### Your goal
Could you say how many lines in the entries contain the string "meta"? Give only that number.
====== Information given ======
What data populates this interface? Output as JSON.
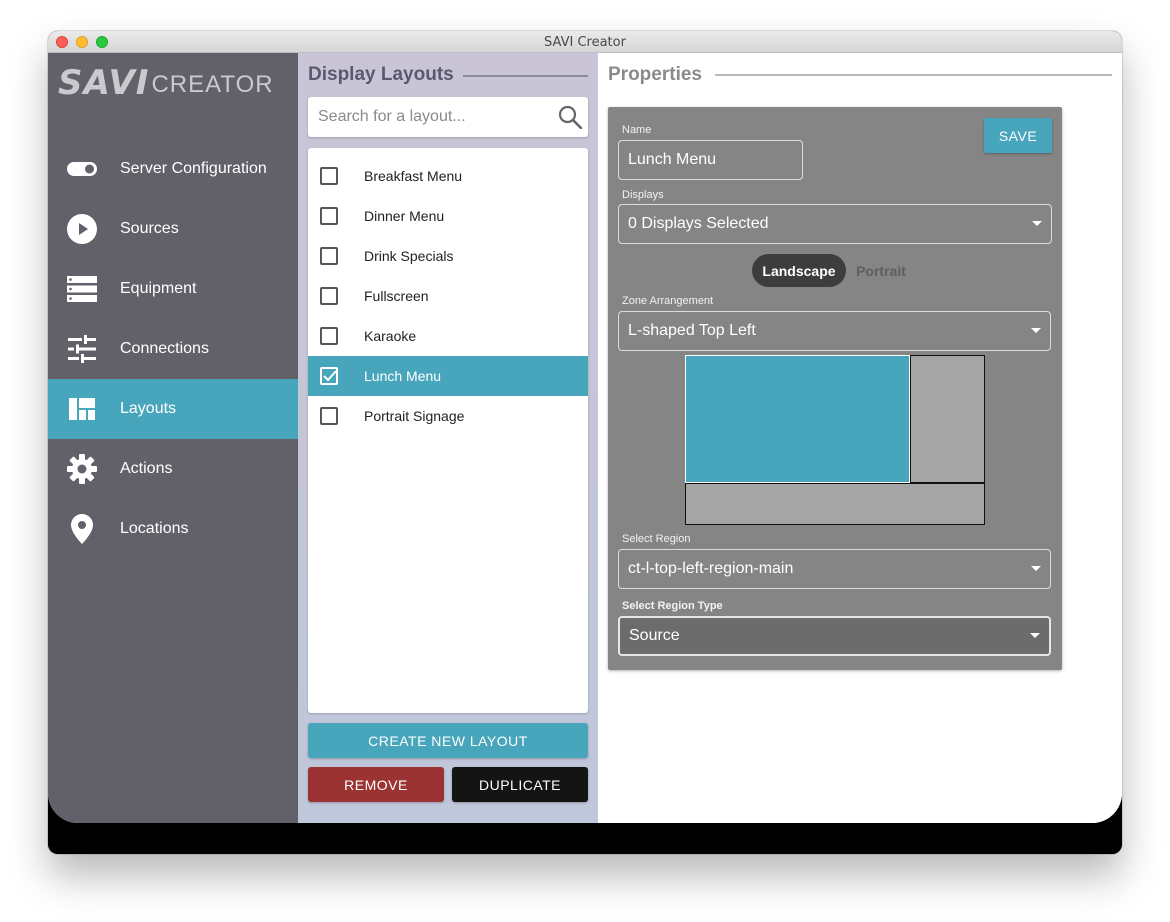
{
  "window": {
    "title": "SAVI Creator"
  },
  "sidebar": {
    "logo_main": "SAVI",
    "logo_sub": "CREATOR",
    "items": [
      {
        "label": "Server Configuration",
        "icon": "toggle-icon"
      },
      {
        "label": "Sources",
        "icon": "play-icon"
      },
      {
        "label": "Equipment",
        "icon": "server-rack-icon"
      },
      {
        "label": "Connections",
        "icon": "sliders-icon"
      },
      {
        "label": "Layouts",
        "icon": "layout-icon",
        "active": true
      },
      {
        "label": "Actions",
        "icon": "gear-icon"
      },
      {
        "label": "Locations",
        "icon": "location-pin-icon"
      }
    ]
  },
  "layouts_panel": {
    "title": "Display Layouts",
    "search_placeholder": "Search for a layout...",
    "items": [
      {
        "label": "Breakfast Menu",
        "checked": false
      },
      {
        "label": "Dinner Menu",
        "checked": false
      },
      {
        "label": "Drink Specials",
        "checked": false
      },
      {
        "label": "Fullscreen",
        "checked": false
      },
      {
        "label": "Karaoke",
        "checked": false
      },
      {
        "label": "Lunch Menu",
        "checked": true
      },
      {
        "label": "Portrait Signage",
        "checked": false
      }
    ],
    "create_label": "CREATE NEW LAYOUT",
    "remove_label": "REMOVE",
    "duplicate_label": "DUPLICATE"
  },
  "properties": {
    "title": "Properties",
    "save_label": "SAVE",
    "name_label": "Name",
    "name_value": "Lunch Menu",
    "displays_label": "Displays",
    "displays_value": "0 Displays Selected",
    "orientation": {
      "landscape": "Landscape",
      "portrait": "Portrait",
      "selected": "Landscape"
    },
    "zone_label": "Zone Arrangement",
    "zone_value": "L-shaped Top Left",
    "region_label": "Select Region",
    "region_value": "ct-l-top-left-region-main",
    "region_type_label": "Select Region Type",
    "region_type_value": "Source"
  },
  "colors": {
    "accent": "#48a6bc",
    "sidebar": "#626069",
    "remove": "#9a3331",
    "panel": "#858585"
  }
}
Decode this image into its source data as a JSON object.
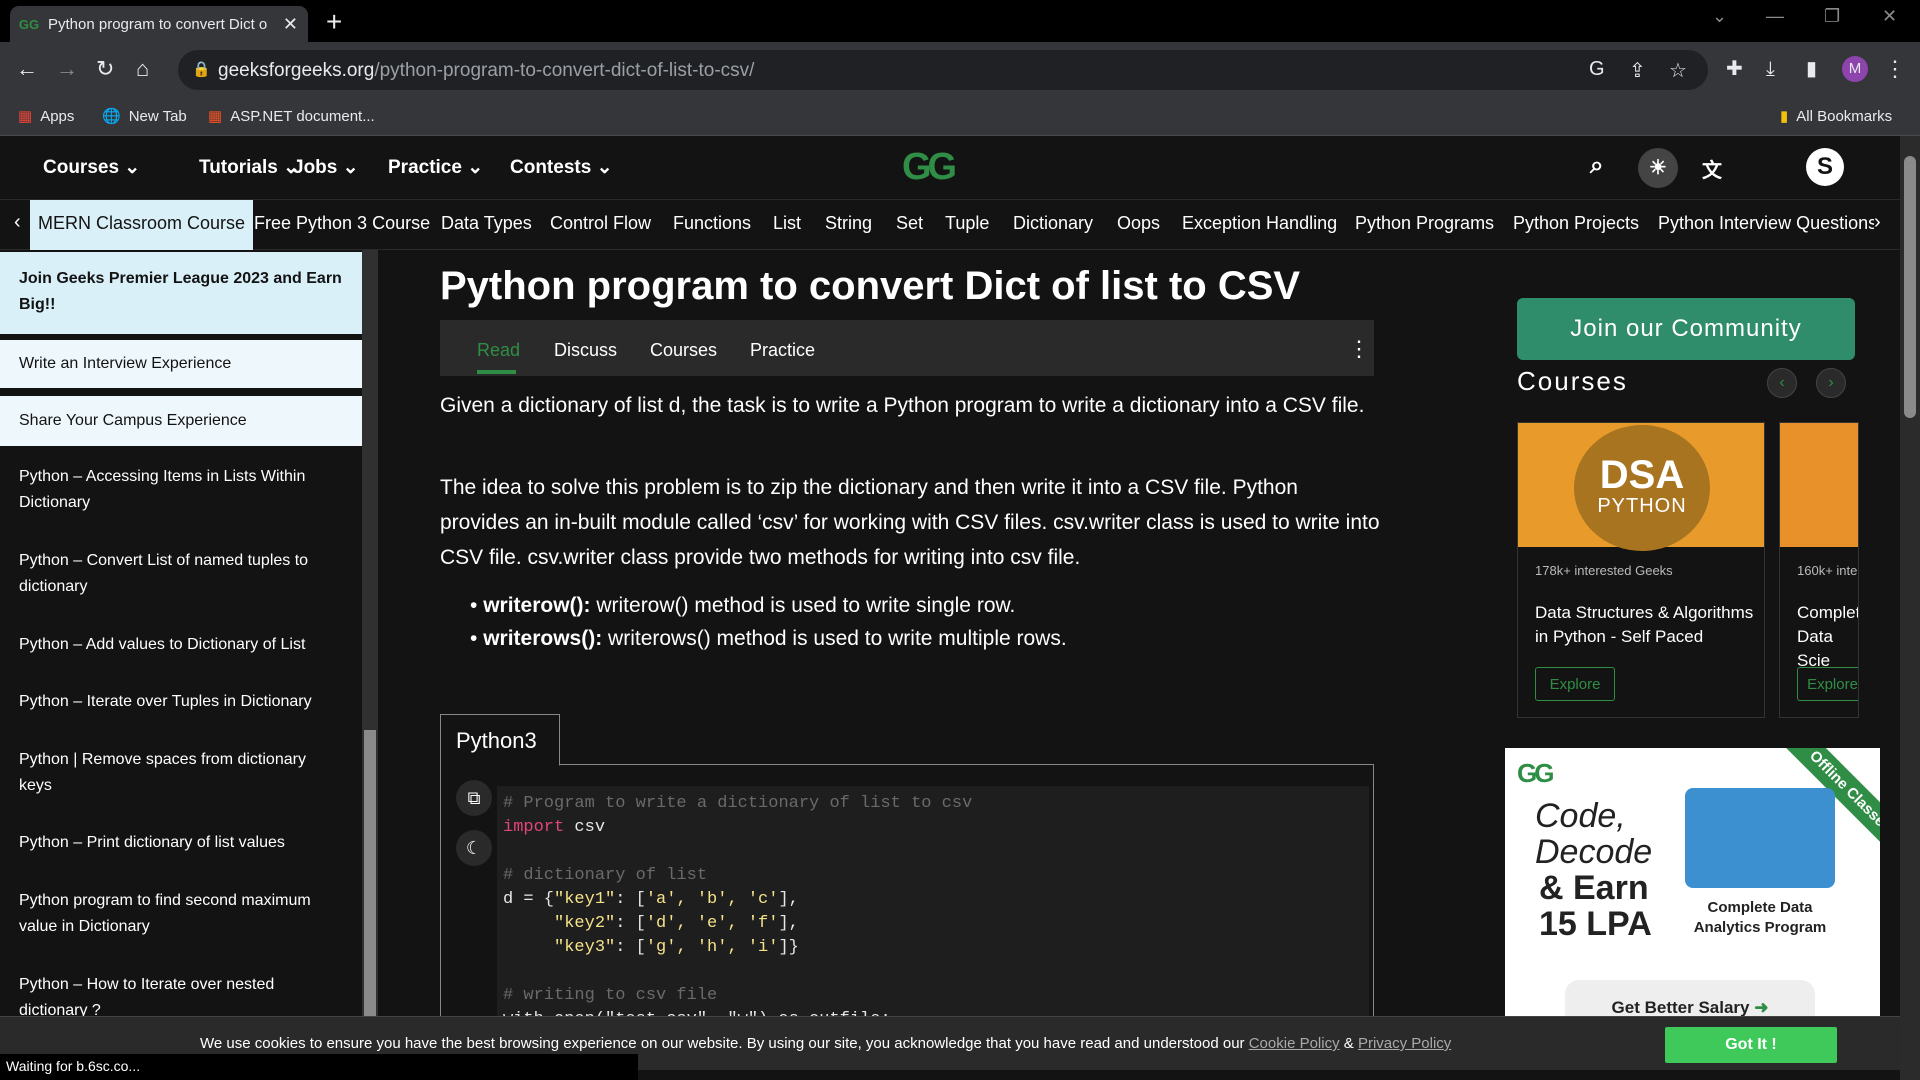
{
  "browser": {
    "tab_title": "Python program to convert Dict o",
    "url_domain": "geeksforgeeks.org",
    "url_path": "/python-program-to-convert-dict-of-list-to-csv/",
    "bookmarks": [
      "Apps",
      "New Tab",
      "ASP.NET document..."
    ],
    "all_bookmarks": "All Bookmarks",
    "profile_initial": "M"
  },
  "site": {
    "logo_text": "GG",
    "nav": [
      "Courses",
      "Tutorials",
      "Jobs",
      "Practice",
      "Contests"
    ],
    "user_initial": "S",
    "subnav": [
      "MERN Classroom Course",
      "Free Python 3 Course",
      "Data Types",
      "Control Flow",
      "Functions",
      "List",
      "String",
      "Set",
      "Tuple",
      "Dictionary",
      "Oops",
      "Exception Handling",
      "Python Programs",
      "Python Projects",
      "Python Interview Questions"
    ]
  },
  "sidebar": {
    "items": [
      "Join Geeks Premier League 2023 and Earn Big!!",
      "Write an Interview Experience",
      "Share Your Campus Experience",
      "Python – Accessing Items in Lists Within Dictionary",
      "Python – Convert List of named tuples to dictionary",
      "Python – Add values to Dictionary of List",
      "Python – Iterate over Tuples in Dictionary",
      "Python | Remove spaces from dictionary keys",
      "Python – Print dictionary of list values",
      "Python program to find second maximum value in Dictionary",
      "Python – How to Iterate over nested dictionary ?"
    ]
  },
  "article": {
    "title": "Python program to convert Dict of list to CSV",
    "tabs": [
      "Read",
      "Discuss",
      "Courses",
      "Practice"
    ],
    "para1": "Given a dictionary of list d, the task is to write a Python program to write a dictionary into a CSV file.",
    "para2": "The idea to solve this problem is to zip the dictionary and then write it into a CSV file. Python provides an in-built module called ‘csv’ for working with CSV files. csv.writer class is used to write into CSV file. csv.writer class provide two methods for writing into csv file.",
    "bullets": [
      {
        "term": "writerow():",
        "text": " writerow() method is used to write single row."
      },
      {
        "term": "writerows():",
        "text": " writerows() method is used to write multiple rows."
      }
    ],
    "code_tab": "Python3",
    "code": {
      "c1": "# Program to write a dictionary of list to csv",
      "kw_import": "import",
      "mod": " csv",
      "c2": "# dictionary of list",
      "d_line1_a": "d = {",
      "d_line1_k": "\"key1\"",
      "d_line1_b": ": [",
      "d_line1_v": "'a', 'b', 'c'",
      "d_line1_c": "],",
      "d_line2_k": "\"key2\"",
      "d_line2_v": "'d', 'e', 'f'",
      "d_line3_k": "\"key3\"",
      "d_line3_v": "'g', 'h', 'i'",
      "c3": "# writing to csv file",
      "last": "with open(\"test.csv\", \"w\") as outfile:"
    }
  },
  "right": {
    "community": "Join our Community",
    "courses_heading": "Courses",
    "cards": [
      {
        "badge1": "DSA",
        "badge2": "PYTHON",
        "meta": "178k+ interested Geeks",
        "name": "Data Structures & Algorithms in Python - Self Paced",
        "btn": "Explore"
      },
      {
        "meta": "160k+ inte",
        "name": "Complet Data Scie",
        "btn": "Explore"
      }
    ],
    "ad": {
      "line1": "Code,",
      "line2": "Decode",
      "line3": "& Earn",
      "line4": "15 LPA",
      "ribbon": "Offline Classes",
      "program": "Complete Data Analytics Program",
      "salary": "Get Better Salary"
    }
  },
  "cookie": {
    "msg": "We use cookies to ensure you have the best browsing experience on our website. By using our site, you acknowledge that you have read and understood our ",
    "cookie_policy": "Cookie Policy",
    "amp": " & ",
    "privacy_policy": "Privacy Policy",
    "button": "Got It !"
  },
  "status": "Waiting for b.6sc.co..."
}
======
### Solution to this task
2